Eyewitness testimony comes into play in many Georgia criminal investigations and trials. Many believe it is a reliable source of evidence that is capable of helping solve crimes and bring perpetrators to justice. However, a growing body of research suggests that eyewitness testimony is not as dependable as many people believe.
Several issues contribute to the unreliability of eyewitness testimony.
Human memory is far from infallible. Stress, anxiety and even the passage of time all have the potential to impact the accuracy of a witness’s recollection of events. When witnesses are also facing the intense emotions of a crime scene or questions from law enforcement that come long after the event took place, their memories may become even less accurate. This may cause some witnesses to fabricate details or omit key information.
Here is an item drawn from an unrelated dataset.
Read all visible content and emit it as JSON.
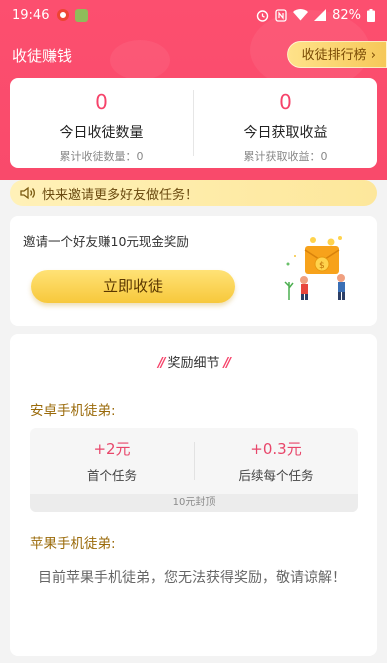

Eyewitnesses may participate in suggestive interviews during the investigative process. Law enforcement officers may unintentionally bias witnesses by phrasing questions in a way that implies certain answers. Witnesses, eager to cooperate, may then provide information they believe investigators want to hear, rather than what they actually recall.
Research shows that people tend to have more difficulty identifying individuals of a different race than their own. This phenomenon, known as the “cross-racial effect,” may contribute to misidentifications, as witnesses may struggle to distinguish between individuals who belong to a racial or ethnic group other than their own.
In a study of almost 350 convictions overturned in America, eyewitness misidentifications contributed to 70% of them.